• _DIRECTIONS_:
All records, exactly as written, minus the pictures: copy them out.

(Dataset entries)
++++

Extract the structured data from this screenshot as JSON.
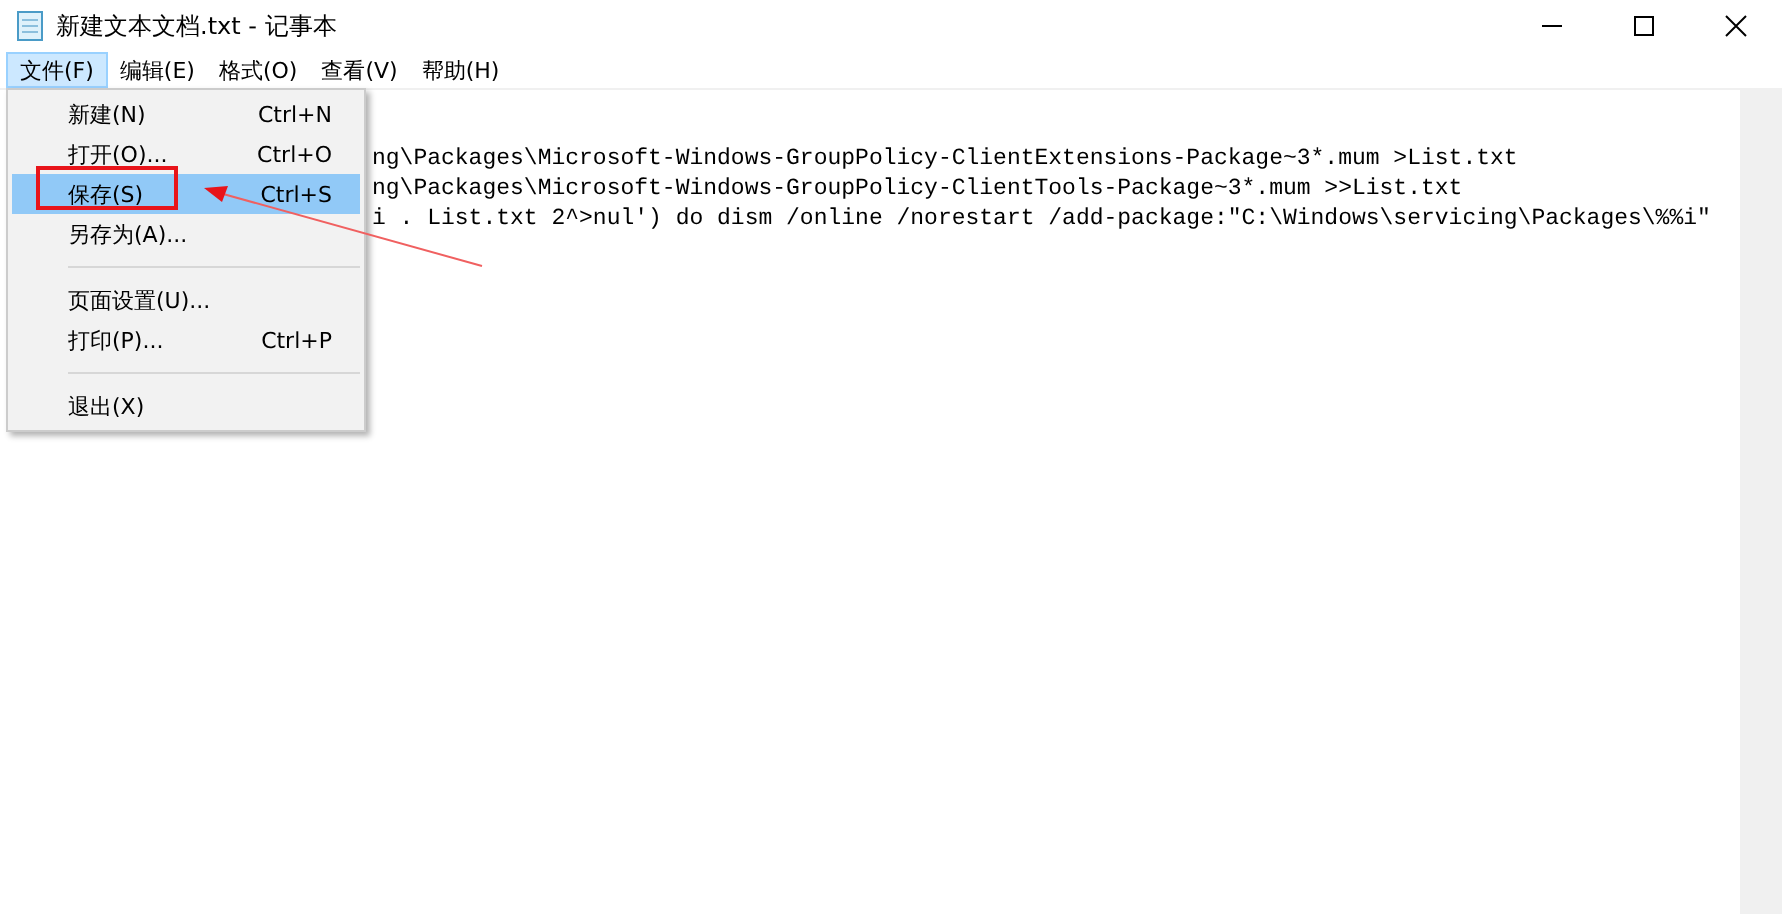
{
  "window": {
    "title": "新建文本文档.txt - 记事本"
  },
  "menu_bar": [
    {
      "label": "文件(F)",
      "selected": true
    },
    {
      "label": "编辑(E)",
      "selected": false
    },
    {
      "label": "格式(O)",
      "selected": false
    },
    {
      "label": "查看(V)",
      "selected": false
    },
    {
      "label": "帮助(H)",
      "selected": false
    }
  ],
  "file_menu": [
    {
      "kind": "item",
      "label": "新建(N)",
      "shortcut": "Ctrl+N",
      "selected": false
    },
    {
      "kind": "item",
      "label": "打开(O)...",
      "shortcut": "Ctrl+O",
      "selected": false
    },
    {
      "kind": "item",
      "label": "保存(S)",
      "shortcut": "Ctrl+S",
      "selected": true
    },
    {
      "kind": "item",
      "label": "另存为(A)...",
      "selected": false
    },
    {
      "kind": "separator"
    },
    {
      "kind": "item",
      "label": "页面设置(U)...",
      "selected": false
    },
    {
      "kind": "item",
      "label": "打印(P)...",
      "shortcut": "Ctrl+P",
      "selected": false
    },
    {
      "kind": "separator"
    },
    {
      "kind": "item",
      "label": "退出(X)",
      "selected": false
    }
  ],
  "editor_lines": [
    {
      "text": "ng\\Packages\\Microsoft-Windows-GroupPolicy-ClientExtensions-Package~3*.mum >List.txt"
    },
    {
      "text": "ng\\Packages\\Microsoft-Windows-GroupPolicy-ClientTools-Package~3*.mum >>List.txt"
    },
    {
      "text": "i . List.txt 2^>nul') do dism /online /norestart /add-package:\"C:\\Windows\\servicing\\Packages\\%%i\""
    }
  ]
}
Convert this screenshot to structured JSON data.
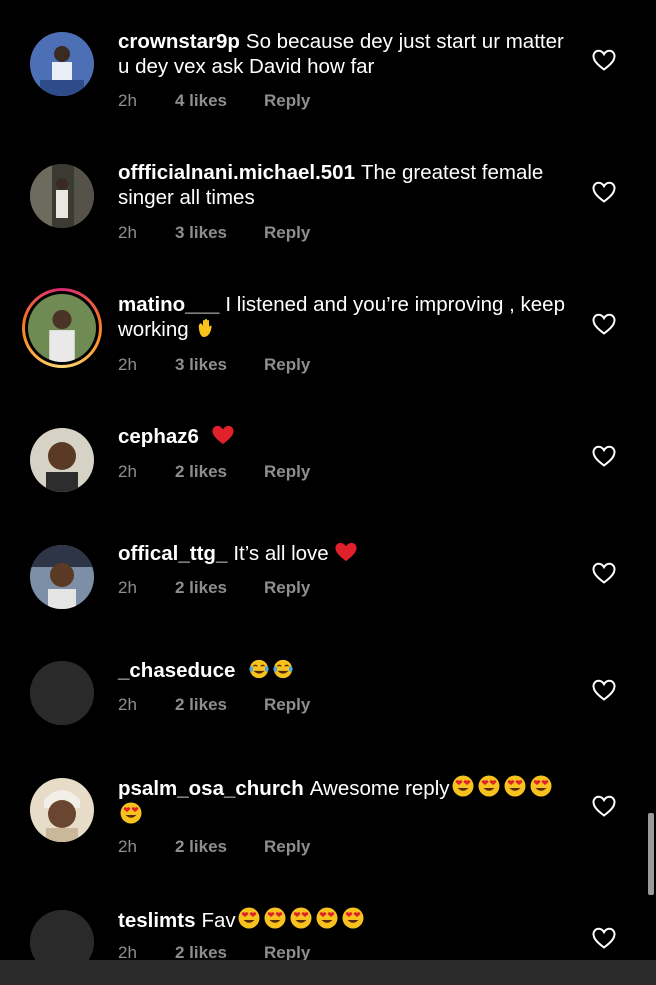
{
  "comments": [
    {
      "username": "crownstar9p",
      "text": "So because dey just start ur matter u dey vex ask David how far",
      "time": "2h",
      "likes": "4 likes",
      "reply": "Reply",
      "emoji": []
    },
    {
      "username": "offficialnani.michael.501",
      "text": "The greatest female singer all times",
      "time": "2h",
      "likes": "3 likes",
      "reply": "Reply",
      "emoji": []
    },
    {
      "username": "matino___",
      "text": "I listened and you’re improving , keep working",
      "time": "2h",
      "likes": "3 likes",
      "reply": "Reply",
      "emoji": [
        "waving-hand"
      ]
    },
    {
      "username": "cephaz6",
      "text": "",
      "time": "2h",
      "likes": "2 likes",
      "reply": "Reply",
      "emoji": [
        "red-heart"
      ]
    },
    {
      "username": "offical_ttg_",
      "text": "It’s all love",
      "time": "2h",
      "likes": "2 likes",
      "reply": "Reply",
      "emoji": [
        "red-heart"
      ]
    },
    {
      "username": "_chaseduce",
      "text": "",
      "time": "2h",
      "likes": "2 likes",
      "reply": "Reply",
      "emoji": [
        "tears-of-joy",
        "tears-of-joy"
      ]
    },
    {
      "username": "psalm_osa_church",
      "text": "Awesome reply",
      "time": "2h",
      "likes": "2 likes",
      "reply": "Reply",
      "emoji": [
        "heart-eyes",
        "heart-eyes",
        "heart-eyes",
        "heart-eyes",
        "heart-eyes"
      ]
    },
    {
      "username": "teslimts",
      "text": "Fav",
      "time": "2h",
      "likes": "2 likes",
      "reply": "Reply",
      "emoji": [
        "heart-eyes",
        "heart-eyes",
        "heart-eyes",
        "heart-eyes",
        "heart-eyes"
      ]
    }
  ],
  "colors": {
    "background": "#000000",
    "meta_text": "#8e8e8e",
    "heart_outline": "#ffffff",
    "ring": "#d62976"
  },
  "icons": {
    "like": "heart-outline-icon"
  }
}
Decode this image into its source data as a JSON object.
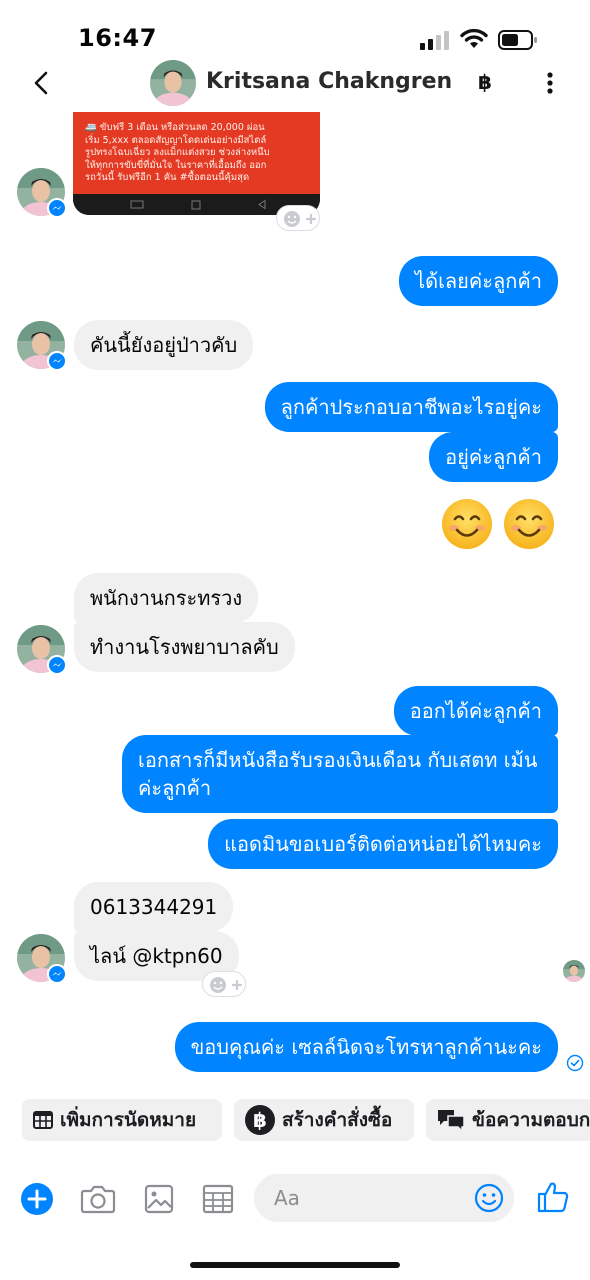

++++

• _EXPECTED OUTPUT_:
Extract the structured data from this screenshot as JSON.
{
  "window": {
    "title": "新建文本文档.txt - 记事本"
  },
  "menu_bar": [
    {
      "label": "文件(F)",
      "selected": true
    },
    {
      "label": "编辑(E)",
      "selected": false
    },
    {
      "label": "格式(O)",
      "selected": false
    },
    {
      "label": "查看(V)",
      "selected": false
    },
    {
      "label": "帮助(H)",
      "selected": false
    }
  ],
  "file_menu": [
    {
      "kind": "item",
      "label": "新建(N)",
      "shortcut": "Ctrl+N",
      "selected": false
    },
    {
      "kind": "item",
      "label": "打开(O)...",
      "shortcut": "Ctrl+O",
      "selected": false
    },
    {
      "kind": "item",
      "label": "保存(S)",
      "shortcut": "Ctrl+S",
      "selected": true
    },
    {
      "kind": "item",
      "label": "另存为(A)...",
      "selected": false
    },
    {
      "kind": "separator"
    },
    {
      "kind": "item",
      "label": "页面设置(U)...",
      "selected": false
    },
    {
      "kind": "item",
      "label": "打印(P)...",
      "shortcut": "Ctrl+P",
      "selected": false
    },
    {
      "kind": "separator"
    },
    {
      "kind": "item",
      "label": "退出(X)",
      "selected": false
    }
  ],
  "editor_lines": [
    {
      "text": "ng\\Packages\\Microsoft-Windows-GroupPolicy-ClientExtensions-Package~3*.mum >List.txt"
    },
    {
      "text": "ng\\Packages\\Microsoft-Windows-GroupPolicy-ClientTools-Package~3*.mum >>List.txt"
    },
    {
      "text": "i . List.txt 2^>nul') do dism /online /norestart /add-package:\"C:\\Windows\\servicing\\Packages\\%%i\""
    }
  ]
}
Convert this screenshot to structured JSON data.
{
  "comments": [
    {
      "username": "crownstar9p",
      "text": "So because dey just start ur matter u dey vex ask David how far",
      "time": "2h",
      "likes": "4 likes",
      "reply": "Reply",
      "emoji": []
    },
    {
      "username": "offficialnani.michael.501",
      "text": "The greatest female singer all times",
      "time": "2h",
      "likes": "3 likes",
      "reply": "Reply",
      "emoji": []
    },
    {
      "username": "matino___",
      "text": "I listened and you’re improving , keep working",
      "time": "2h",
      "likes": "3 likes",
      "reply": "Reply",
      "emoji": [
        "waving-hand"
      ]
    },
    {
      "username": "cephaz6",
      "text": "",
      "time": "2h",
      "likes": "2 likes",
      "reply": "Reply",
      "emoji": [
        "red-heart"
      ]
    },
    {
      "username": "offical_ttg_",
      "text": "It’s all love",
      "time": "2h",
      "likes": "2 likes",
      "reply": "Reply",
      "emoji": [
        "red-heart"
      ]
    },
    {
      "username": "_chaseduce",
      "text": "",
      "time": "2h",
      "likes": "2 likes",
      "reply": "Reply",
      "emoji": [
        "tears-of-joy",
        "tears-of-joy"
      ]
    },
    {
      "username": "psalm_osa_church",
      "text": "Awesome reply",
      "time": "2h",
      "likes": "2 likes",
      "reply": "Reply",
      "emoji": [
        "heart-eyes",
        "heart-eyes",
        "heart-eyes",
        "heart-eyes",
        "heart-eyes"
      ]
    },
    {
      "username": "teslimts",
      "text": "Fav",
      "time": "2h",
      "likes": "2 likes",
      "reply": "Reply",
      "emoji": [
        "heart-eyes",
        "heart-eyes",
        "heart-eyes",
        "heart-eyes",
        "heart-eyes"
      ]
    }
  ],
  "colors": {
    "background": "#000000",
    "meta_text": "#8e8e8e",
    "heart_outline": "#ffffff",
    "ring": "#d62976"
  },
  "icons": {
    "like": "heart-outline-icon"
  }
}
Decode this image into its source data as a JSON object.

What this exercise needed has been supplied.